casualties; twenty-four officers and men were killed, and another forty-two wounded. The Nez Percé, after four months of fighting against three different expeditions dispatched against them in a journey that had covered more than 1,300 miles, were still dangerous. Some of the Nez Percé women and children, among them Joseph’s twelve-year-old daughter, escaped but the remaining warriors—some 120—found themselves besieged by Miles’s much larger force. A few days later Howard arrived with more
they too resolved not to flee, which would have suggested that they were guilty. The next day, a party of militia arrived in Salem, disarmed the Indians, and led them back to Gnadenhütten. There they bound them and took their knives. In Zeisberger’s words, “They made our Indians bring all their hidden goods out of the bush, and then took them away; they had to tell them where in the bush the bees were, help get the honey out; other [things] they also had to do for them before they were killed. .

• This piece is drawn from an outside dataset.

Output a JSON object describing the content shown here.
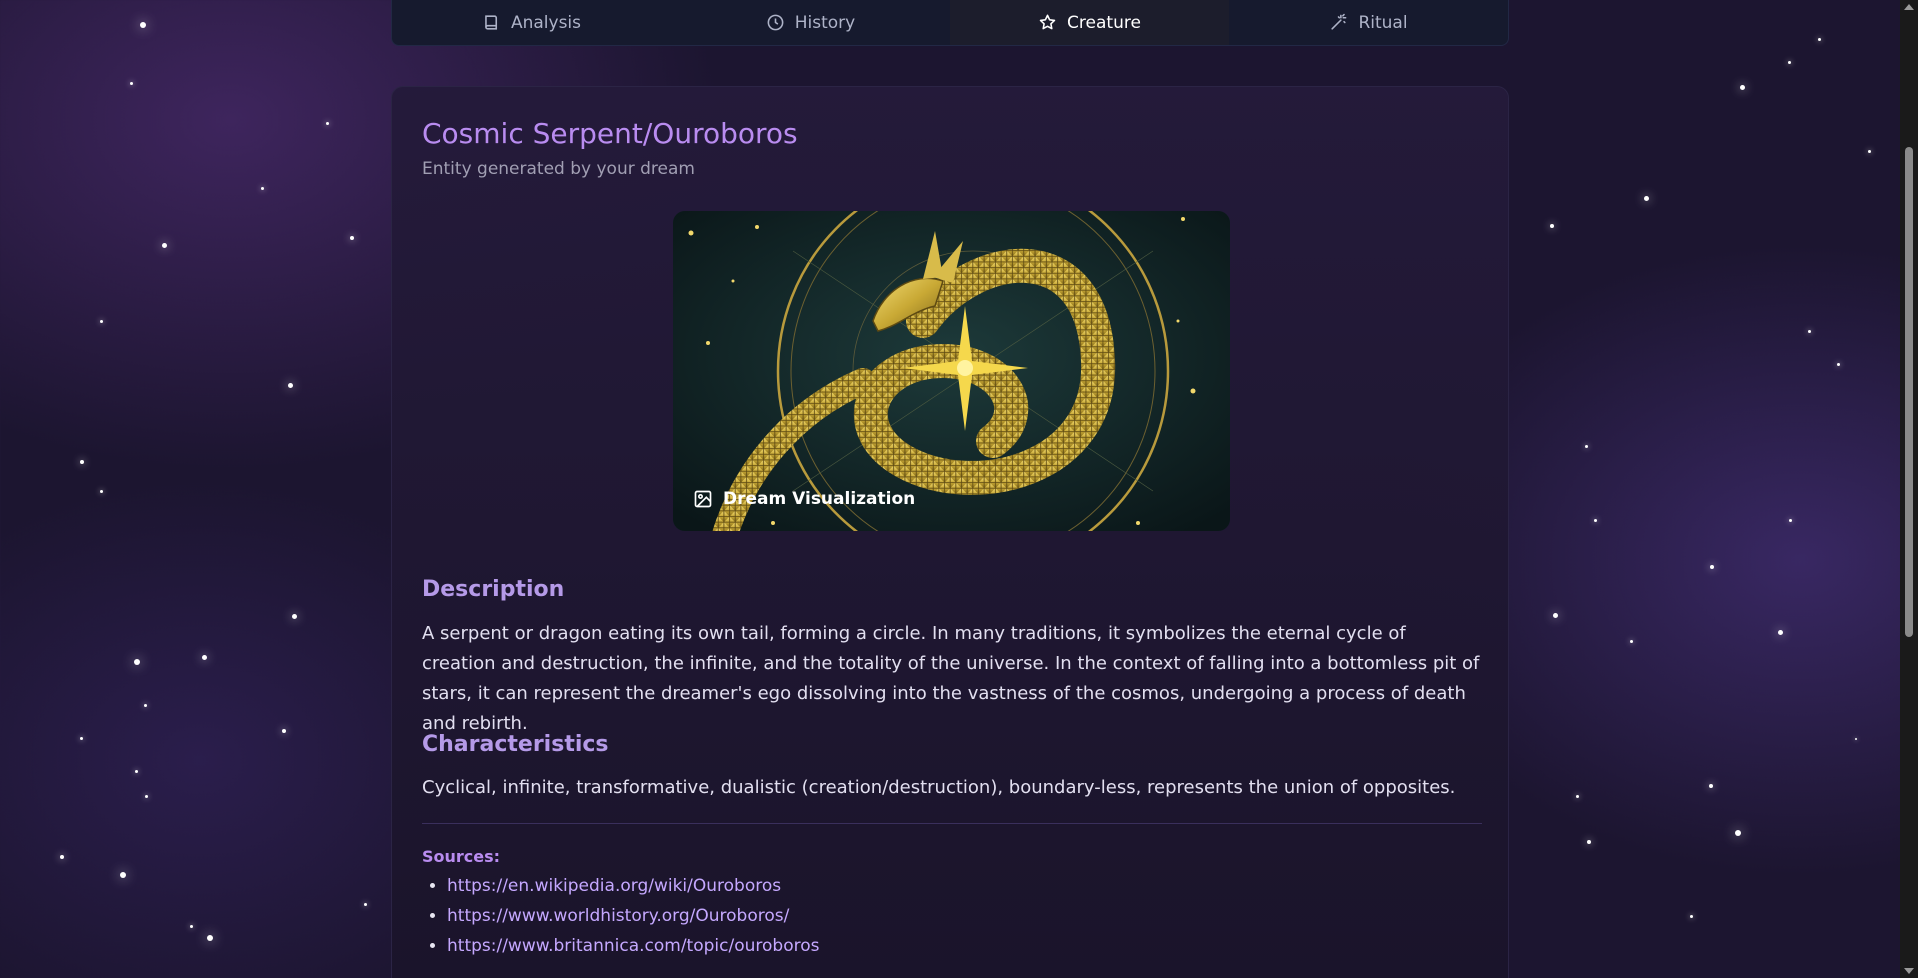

wide, slow and turbid. Three hundred braves of the Kansas tribe lived in several villages near the river. Like the Missouri, they had been greatly reduced in numbers by the Iowa, who, though they belonged also to the Siouan family, had thrown in their lot with the Algonquian Sac. The Sac and Iowa, armed with rifles, had inflicted heavy casualties on the Kansas villages. The river Platte was one of the principal reference points for the expedition. When they reached it on July 22 they had come
small party leave to enter a field in which pumpkins were. They would not enter without leave, though starving. These they ate raw with the greatest avidity.” By March, 1832, it was estimated that there were 4,500 Choctaw west of the Mississippi, but well over 8,000 remained in the state. Ironically, the Indians for whom the removal policy might have been the hardest were those who had gone further in adapting to white ways. Such a one was the Choctaw chief Toblee Chubee, who—a convert to